Countries may come to different decisions about whether a gel that offers this amount of protection should be licensed. In South Africa, where one in three girls is infected with HIV by age 20, this gel could prevent 1.3 million infections and 826,000 deaths over the next two decades, he calculated.

He will present results of the study Tuesday at the International AIDS Conference in Vienna. The research was published online Monday by the journal Science.

“We now have a product that potentially can alter the epidemic trends … and save millions of lives,” said Dr. Quarraisha Abdool Karim, the lead researcher’s wife and associate director of the South African program that led the testing.

It’s the second big advance in less than a year on the prevention front. Last fall, scientists reported that an experimental vaccine cut the risk of HIV infection by about 30 percent. Research is under way to try to improve it.

If further study shows the gel to be safe and effective, WHO will work to speed access to it, said its director-general, Dr. Margaret Chan.

The gel is in limited supply; it’s not a commercial product, and was made for this and another ongoing study from drug donated by California-based Gilead Sciences Inc., which sells tenofovir in pill form as Viread. If further study proves the gel effective, a full-scale production system would need to be geared up to make it.

The study tested the gel in 889 heterosexual women in and near Durban, South Africa. Researchers had no information on the women’s partners, but the women were heterosexual and, in general, not in a high-risk group, such as prostitutes.

Half of the women were given the microbicide and the others, a dummy gel. Women were told to use it 12 hours before sex and as soon as possible within 12 hours afterward.

At the study’s end, there were 38 HIV infections among the microbicide group versus 60 in the others.

The gel seemed safe — only mild diarrhea was slightly more common among those using it. Surveys showed that the vast majority of women found it easy to use and said their partners didn’t mind it. And 99 percent of the women said they would use the gel if they knew for sure that it prevented HIV.

This shows that new studies testing the gel’s effectiveness without a placebo group should immediately be launched, said Salim Abdool Karim. The only other study testing the gel now compares it to placebo and will take a couple more years to complete.

The study was sponsored by the Centre for the AIDS Programme of Research in South Africa, or CAPRISA; Family Health International; CONRAD, an AIDS research effort based at Eastern Virginia Medical School; and the U.S. Agency for International Development, or USAID.

Gilead has licensed the rights to produce the gel, royalty-free, to CONRAD and the International Partnership on Microbicides for the 95 poorest countries in the world, said Dr. Howard Jaffe, president of the Gilead Foundation, the company’s philanthropic arm.

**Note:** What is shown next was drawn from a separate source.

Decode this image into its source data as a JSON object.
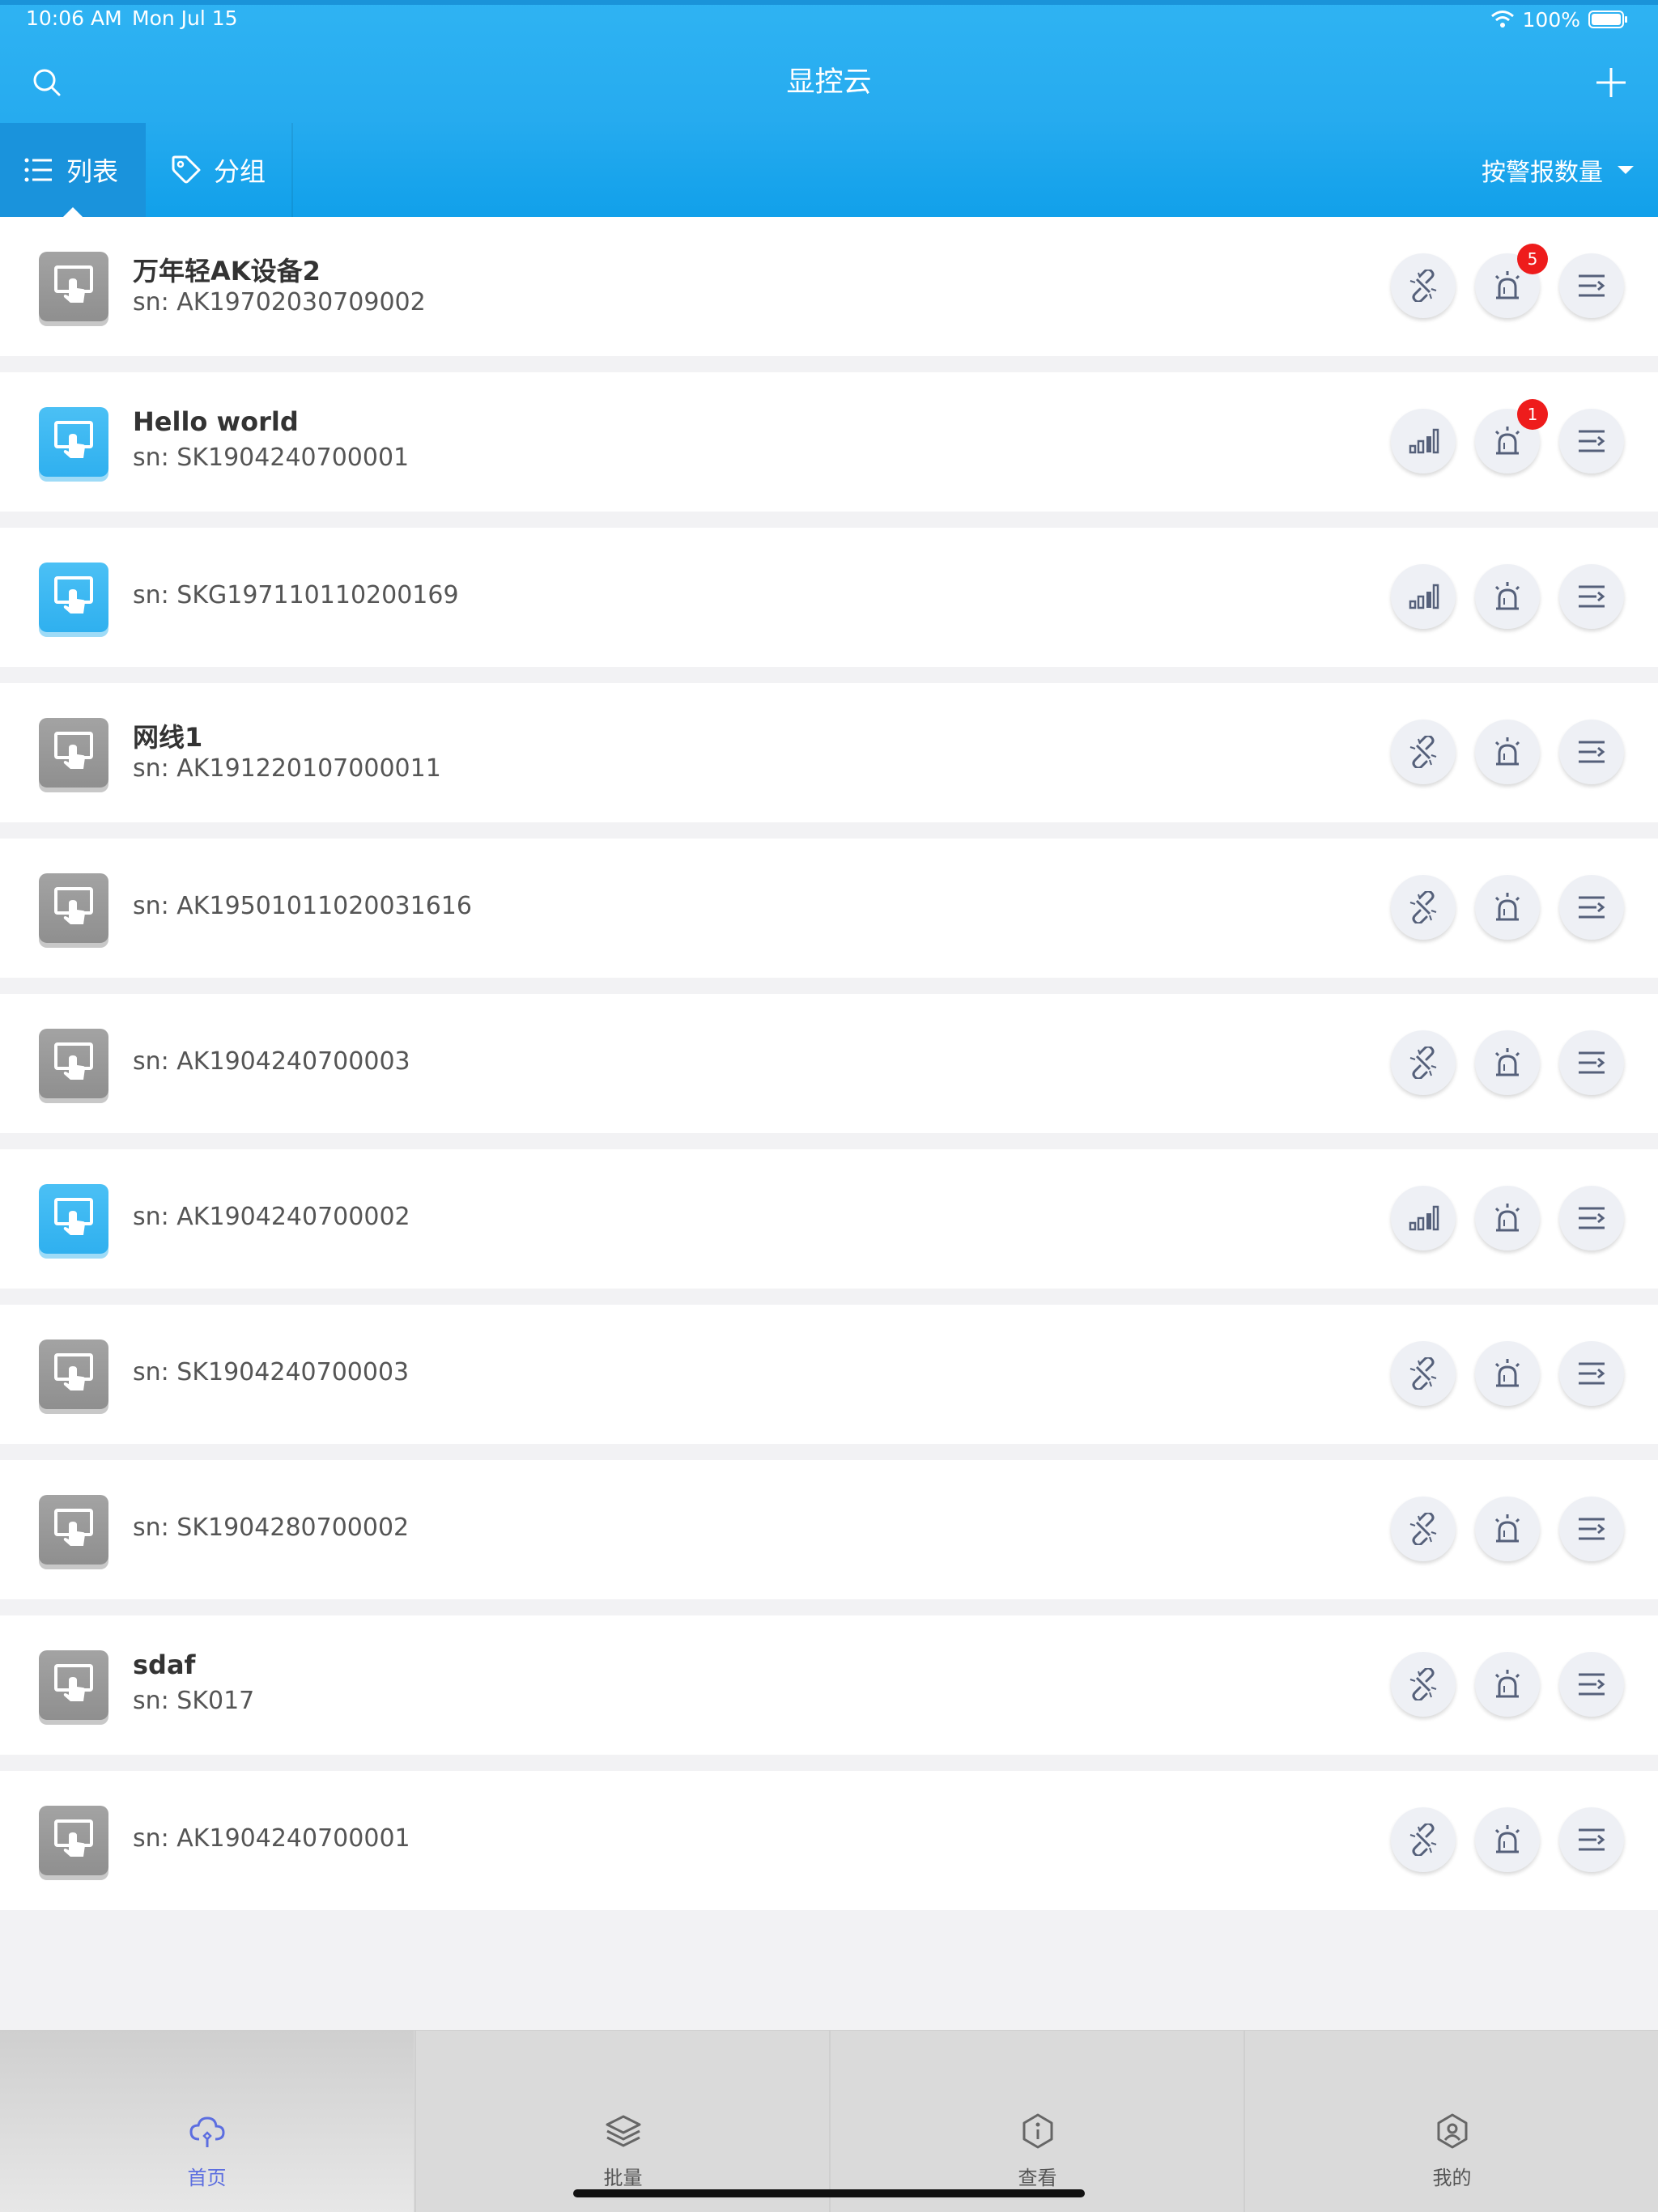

The biggest cost of the gel is the plastic applicator — about 32 cents, which hopefully would be lower when mass-produced, researchers said.

Mitchell Warren, head of the AIDS Vaccine Advocacy Coalition, a nonprofit group that works on HIV prevention tools, said the study shows a preventive gel is possible.

“We can now say with great certainty that the concept has been proved. And that in itself is a day for celebration,” he said.

—  John Wright